Another bit of sage advice he gave his sons was, “You set yourself up for a problem when you try and wear too many different hats, and both of them look the same. When Woody Allen used to go to Woody’s Pub and sit in with the band on Monday nights, nobody was going to come in and ask him to act.
Wynton chose to concentrate as a classical trumpeter player. Now, when he was in front of Orchestra X doing Mozart, nobody in the audience was going to say, “Hey, bro, why don’t you play some jazz?”
In class his students called the elder Marsalis by his first name. And that looseness translates into his relationship with his sons. “Essentially, the democracy is built into the music itself,” he says. “The more important aspect of the music itself comes from the improvisation of the individual in the band, most coming from each individual soloist. And basically, that’s the crux of the whole thing.”
Does that mean the father sometimes becomes the son in a reversal of the paternal situation?
“Well, I’ve gotten suggestions from my kids. Everybody is really optimized. Like right now, for example, my wife, my youngest son and I, we have a record label, Elm Records, and Jason, the youngest son, he’s very good in the studio. So, he’ll come in the studio and make recommendations of doing this and doing that, and let’s do another take on doing this. Jason comes closer to giving advice than any of the other kids possibly because not only is he still here, but we also function in a group as a trio together when he’s not out on the road with Marcus Robbins which is where he is right now. He’s in Japan right now.”

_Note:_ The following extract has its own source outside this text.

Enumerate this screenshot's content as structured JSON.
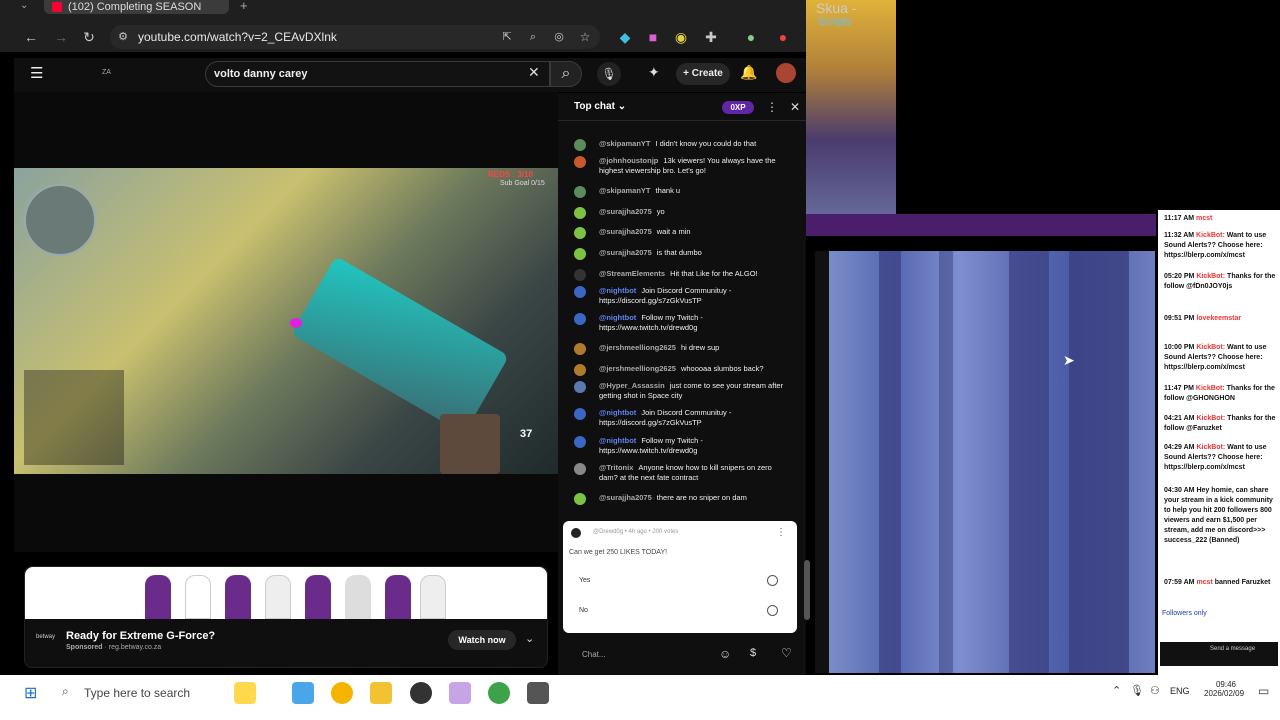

Ellis and his sons should have eight days of incredible bonding that will create an incredible feeling. “Yeah, it is,” says Ellis, “and I hope at some point I can begin to get the feeling that one gets once when things get underway and it gets rolling.”
Ellis Marsalis and Sons featuring Branford Marsalis, Delfeayo Marsalis, Jason Marsalis, Wynton Marsalis and Reginald Veal perform live at Proctors Theatre, Schenectady on Thursday, February27th a 8 p.m. Tickets are on sale at Proctor’s Theatre Box Office at 518-346-6204 and Troy Saving Bank Music Hall Box Office at 518-273-0038 or at www.proctors.org.